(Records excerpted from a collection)
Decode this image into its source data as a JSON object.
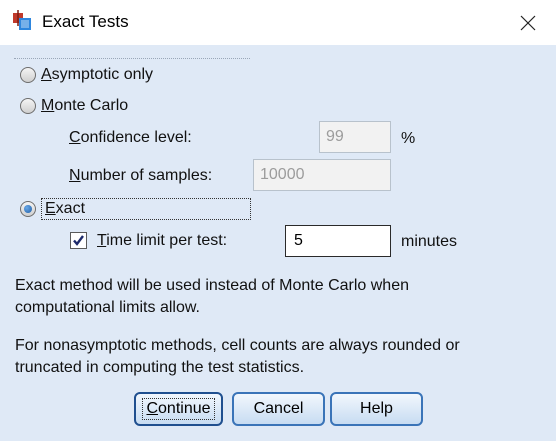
{
  "window": {
    "title": "Exact Tests",
    "close_icon": "close-icon",
    "app_icon": "spss-app-icon"
  },
  "options": {
    "asymptotic": {
      "mnemonic": "A",
      "rest": "symptotic only",
      "selected": false
    },
    "monte_carlo": {
      "mnemonic": "M",
      "rest": "onte Carlo",
      "selected": false
    },
    "exact": {
      "mnemonic": "E",
      "rest": "xact",
      "selected": true
    }
  },
  "monte_carlo_fields": {
    "confidence_label_mn": "C",
    "confidence_label_rest": "onfidence level:",
    "confidence_value": "99",
    "confidence_unit": "%",
    "samples_label_mn": "N",
    "samples_label_rest": "umber of samples:",
    "samples_value": "10000"
  },
  "exact_fields": {
    "time_limit_checked": true,
    "time_limit_label_mn": "T",
    "time_limit_label_rest": "ime limit per test:",
    "time_limit_value": "5",
    "time_limit_unit": "minutes"
  },
  "info": {
    "line1": "Exact method will be used instead of Monte Carlo when",
    "line2": "computational limits allow.",
    "line3": "For nonasymptotic methods, cell counts are always rounded or",
    "line4": "truncated in computing the test statistics."
  },
  "buttons": {
    "continue_mn": "C",
    "continue_rest": "ontinue",
    "cancel": "Cancel",
    "help": "Help"
  },
  "colors": {
    "dialog_bg": "#dfe9f6",
    "button_border": "#3a74b8"
  }
}
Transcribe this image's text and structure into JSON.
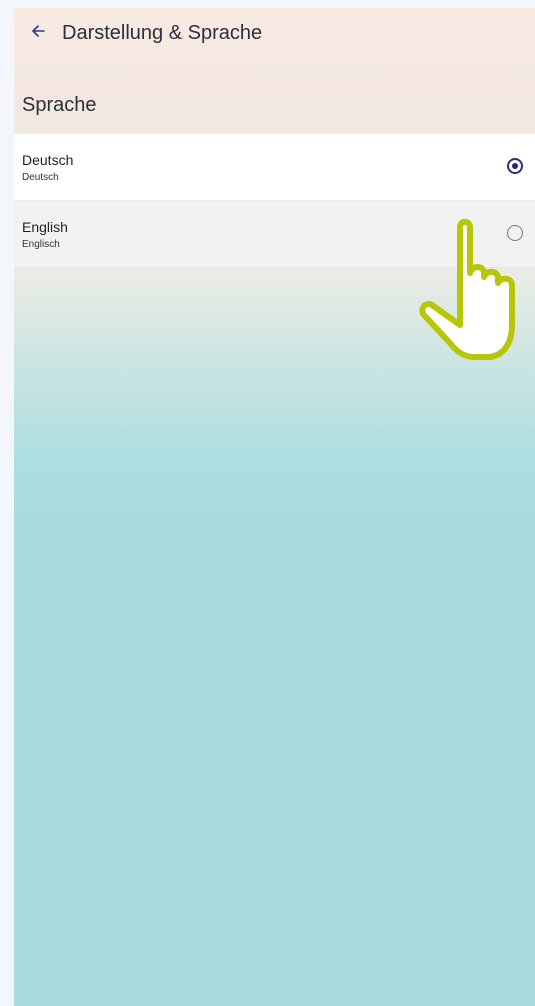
{
  "header": {
    "back_icon": "arrow-left-icon",
    "title": "Darstellung & Sprache"
  },
  "section": {
    "title": "Sprache"
  },
  "options": [
    {
      "label": "Deutsch",
      "sublabel": "Deutsch",
      "selected": true
    },
    {
      "label": "English",
      "sublabel": "Englisch",
      "selected": false
    }
  ],
  "colors": {
    "accent": "#1f2570",
    "pointer_outline": "#b8c60a"
  },
  "overlay": {
    "pointer_icon": "hand-pointer-icon"
  }
}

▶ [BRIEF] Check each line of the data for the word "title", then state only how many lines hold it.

▶ [TASK OUTPUT] 3